Some American conservatives, including President Trump, warn that secular elites, pursuing an agenda of political correctness, have played down religion as part of a so-called war on Christmas.
In Britain, some are now warning of a war on Easter.
The “storm in an egg cup,” as the network ITV put it, began after the confectionary giant Cadbury decided to omit the word “Easter” from the title of an annual egg hunt it sponsors, calling the event “Cadbury’s Great British Egg Hunt.”
The event, which has been around for a decade and has been known as the Easter Egg Trail, is co-sponsored with the National Trust, a conservation charity. It sends hundreds of thousands of children hunting for Easter eggs on historic properties across the country on Easter weekend.
The decision was considered such an affront to traditionalists that none less than the Archbishop of York and Prime Minister Theresa May intervened to express dismay.
The archbishop, John Sentamu, lamented that omitting an explicit Easter reference was akin to “spitting on the grave” of John Cadbury, a Quaker who founded the company, which initially sold cocoa and drinking chocolate, in Birmingham in 1824.
“If people visited Birmingham today in the Cadbury World they will discover how Cadbury’s Christian faith influenced his industrial output,” he told The Daily Telegraph. “He built houses for all his workers, he built a church, he made provision for schools. It is obvious that for him Jesus and justice were two sides of the one coin.”
Mrs. May, a vicar’s daughter, was sufficiently irritated by the decision to omit the word “Easter” that she interrupted a trip in the Middle East to weigh in on the debate, calling it “absolutely ridiculous.”
“I’m not just a vicar’s daughter — I’m a member of the National Trust as well,” she told ITV. “I think the stance they have taken is absolutely ridiculous. I don’t know what they are thinking about, frankly. Easter’s very important. It’s important to me, it’s a very important festival for the Christian faith for millions across the world.”

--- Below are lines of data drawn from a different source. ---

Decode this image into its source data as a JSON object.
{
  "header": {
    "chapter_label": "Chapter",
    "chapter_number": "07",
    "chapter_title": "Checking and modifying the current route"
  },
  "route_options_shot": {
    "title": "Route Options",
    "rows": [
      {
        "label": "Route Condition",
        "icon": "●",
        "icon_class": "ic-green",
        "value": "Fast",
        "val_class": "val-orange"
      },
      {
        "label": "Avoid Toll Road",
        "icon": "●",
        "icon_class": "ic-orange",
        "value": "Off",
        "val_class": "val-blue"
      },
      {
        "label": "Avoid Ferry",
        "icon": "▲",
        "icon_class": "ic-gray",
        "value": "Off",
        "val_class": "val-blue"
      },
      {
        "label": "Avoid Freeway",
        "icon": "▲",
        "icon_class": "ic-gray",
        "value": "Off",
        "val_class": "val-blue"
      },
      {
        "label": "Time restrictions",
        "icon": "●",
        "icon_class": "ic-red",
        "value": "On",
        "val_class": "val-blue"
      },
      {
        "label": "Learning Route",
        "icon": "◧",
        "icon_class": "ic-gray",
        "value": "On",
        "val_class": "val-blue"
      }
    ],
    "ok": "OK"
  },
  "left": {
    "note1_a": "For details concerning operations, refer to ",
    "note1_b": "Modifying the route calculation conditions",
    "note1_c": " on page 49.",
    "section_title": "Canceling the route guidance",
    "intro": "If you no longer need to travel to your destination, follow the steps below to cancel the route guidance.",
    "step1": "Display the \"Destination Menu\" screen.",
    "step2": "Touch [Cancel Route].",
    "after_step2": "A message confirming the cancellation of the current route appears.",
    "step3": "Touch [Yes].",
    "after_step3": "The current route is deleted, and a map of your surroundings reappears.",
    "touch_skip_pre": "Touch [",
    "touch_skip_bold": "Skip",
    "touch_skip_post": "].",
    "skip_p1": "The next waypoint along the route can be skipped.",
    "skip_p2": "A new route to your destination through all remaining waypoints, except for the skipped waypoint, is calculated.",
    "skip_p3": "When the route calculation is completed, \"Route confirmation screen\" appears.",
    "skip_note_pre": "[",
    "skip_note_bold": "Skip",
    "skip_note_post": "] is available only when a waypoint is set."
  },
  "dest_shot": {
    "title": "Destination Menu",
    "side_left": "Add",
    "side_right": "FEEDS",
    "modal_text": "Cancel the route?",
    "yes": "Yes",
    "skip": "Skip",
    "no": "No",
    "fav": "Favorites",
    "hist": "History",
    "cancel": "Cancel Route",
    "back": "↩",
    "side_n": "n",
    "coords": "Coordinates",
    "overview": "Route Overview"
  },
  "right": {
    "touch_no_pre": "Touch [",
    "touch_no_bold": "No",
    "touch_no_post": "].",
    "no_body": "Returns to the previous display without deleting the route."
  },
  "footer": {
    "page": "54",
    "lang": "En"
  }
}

The protests recalled in some ways statements by Mr. Trump, who two years ago suggested boycotting Starbucks, after it came under criticism for seasonal cup designs that appeared to emphasize winter weather and social harmony over Christmas-specific greetings.
“If I become president, we’re all going to be saying, ‘Merry Christmas,’ again, that I can tell you,” Mr. Trump said at a campaign event in Springfield, Ill.
Fanning a similar theme, in 2013 the Fox News host Bill O’Reilly bemoaned a “war on Easter” in the United States, saying: “It’s not a spring egg. It’s an Easter egg.”
Cadbury said in a statement that it was “simply not true to claim that we have removed the word ‘Easter’ from our marketing and communication materials.” Preaching a message of inclusiveness, it added, “We invite people from all faiths and none to enjoy our seasonal treats.”
The National Trust said any suggestion it was playing down the significance of Easter was “nonsense.” “A casual glance at our website will see dozens of references to Easter throughout,” it said in a statement.
The culture war over Easter comes after Britain triggered the start of its negotiations to leave the European Union and as it has become consumed by a debate over national identity while it struggles to find a place in a globalized world.
The Church of England — with its titular head, the monarch — has been at the core of national identity dating to the 16th century. But immigration, multiculturalism and intensifying secularism have helped to diminish its sway.
Peter York, a cultural commentator, said the outrage, in part, reflected the national mood, including a nostalgia for the past and an exhaustion with political correctness befitting the era of Trump and “Brexit.” “Brexit makes it rather O.K. to endorse such views,” he said, referring to the decision to leave the bloc.
He emphasized, however, that, in his view, the desire to play down the religious aspect of the holiday was invariably motivated by one factor above all: Cadbury’s desire to sell more candy. Noting that Cadbury, a storied British company, was bought in 2010 for nearly $20 billion by Kraft Foods, now called Mondelez International, he added: “I blame the Americans for this, and some creepy globalist neoliberal, private-equity-driven motive aimed at not offending anyone who has a tuppence in their purse. I do rather wish Easter could still be called Easter.”
Others said the debate was misplaced, among them Esther McConnell, who said she was a descendant of Cadbury. “I’m sure John Cadbury (my g. g. g. g. grandfather) is not spinning in his grave,” she wrote on Twitter. “As a Quaker, he didn’t celebrate Easter.”